Time of diagnosis (morning, noon, evening)

Place of diagnosis

Immediate reaction ( e.g. shock, why me, sky becoming very dark, cold hands, cold feet, crying out loud, crying silently, were you alone, with friend(s), with family…)

What followed (decision to talk about it , decision not to talk about it, curse my husband, curse my children, curse the pets, pray, nervous laughter…)

How did you manage the sequential process*(handed everything over to the doctor, ran scared out of the room, bawled, went to a bar and drank, had somber thoughts of suicide, went to a church/temple/mosque and prayed…)

*The sequential process is what followed after your initial reaction and the decisions you made or the decisions that were made for you. This is really where the meat of the information comes to the fore:

Decision to have mastectomy/lumpectomy/other/do nothing

Decision to have chemotherapy/radiation/other/do nothing

Decision to decide later what decisions to take

Any pressure felt and from where (without, within…)

Feelings after decision made

Roadblocks along the decision pathway (complications of other diseases hidden, fright/fear all the way, weight loss, weight gain, depression, calm, seeing the light, recognizing that there is more to do and more to life…)

Any other comments would be welcome.

Please use the form as a guide to fill in your information
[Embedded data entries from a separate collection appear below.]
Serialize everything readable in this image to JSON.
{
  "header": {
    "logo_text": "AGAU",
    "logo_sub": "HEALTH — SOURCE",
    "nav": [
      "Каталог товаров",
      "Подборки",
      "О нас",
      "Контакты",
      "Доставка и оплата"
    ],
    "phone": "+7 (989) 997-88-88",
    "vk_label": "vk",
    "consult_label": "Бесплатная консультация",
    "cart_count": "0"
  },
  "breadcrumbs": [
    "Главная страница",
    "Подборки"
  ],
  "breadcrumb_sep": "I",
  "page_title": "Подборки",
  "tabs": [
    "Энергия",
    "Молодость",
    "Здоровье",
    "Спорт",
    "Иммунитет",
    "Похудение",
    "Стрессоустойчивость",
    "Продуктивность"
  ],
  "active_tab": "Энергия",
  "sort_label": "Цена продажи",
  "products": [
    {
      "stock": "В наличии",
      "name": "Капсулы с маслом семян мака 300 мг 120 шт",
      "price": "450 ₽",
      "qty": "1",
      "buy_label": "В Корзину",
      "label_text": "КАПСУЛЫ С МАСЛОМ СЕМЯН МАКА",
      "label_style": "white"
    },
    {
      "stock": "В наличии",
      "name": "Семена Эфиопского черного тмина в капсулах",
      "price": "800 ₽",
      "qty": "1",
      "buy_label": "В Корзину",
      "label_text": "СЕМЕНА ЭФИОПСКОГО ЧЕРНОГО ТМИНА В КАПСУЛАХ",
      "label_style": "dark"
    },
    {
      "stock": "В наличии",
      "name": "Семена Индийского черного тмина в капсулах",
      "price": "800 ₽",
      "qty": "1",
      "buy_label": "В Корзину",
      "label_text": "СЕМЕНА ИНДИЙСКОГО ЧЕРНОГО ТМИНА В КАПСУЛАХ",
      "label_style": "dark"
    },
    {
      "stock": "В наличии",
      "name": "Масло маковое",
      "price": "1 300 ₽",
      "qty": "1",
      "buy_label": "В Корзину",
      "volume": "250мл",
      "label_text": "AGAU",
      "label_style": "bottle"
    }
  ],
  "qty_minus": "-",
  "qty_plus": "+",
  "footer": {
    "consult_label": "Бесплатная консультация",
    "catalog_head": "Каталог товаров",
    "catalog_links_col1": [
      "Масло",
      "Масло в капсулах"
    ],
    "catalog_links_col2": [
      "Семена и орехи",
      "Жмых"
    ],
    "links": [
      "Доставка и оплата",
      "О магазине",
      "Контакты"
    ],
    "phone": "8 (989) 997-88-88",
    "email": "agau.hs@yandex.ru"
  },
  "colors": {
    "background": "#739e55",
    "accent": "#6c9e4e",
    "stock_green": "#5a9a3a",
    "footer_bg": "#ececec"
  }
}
Health and Nutrition Information

Celebrities and breast cancer

Please fill out the form below with information requested for documentary on breast cancer among ordinary women who are celebrities in their own right as they take on the challenges of forging healing pathways - traditional, conventional, alternative... as they journey through breast cancer.

What a ride...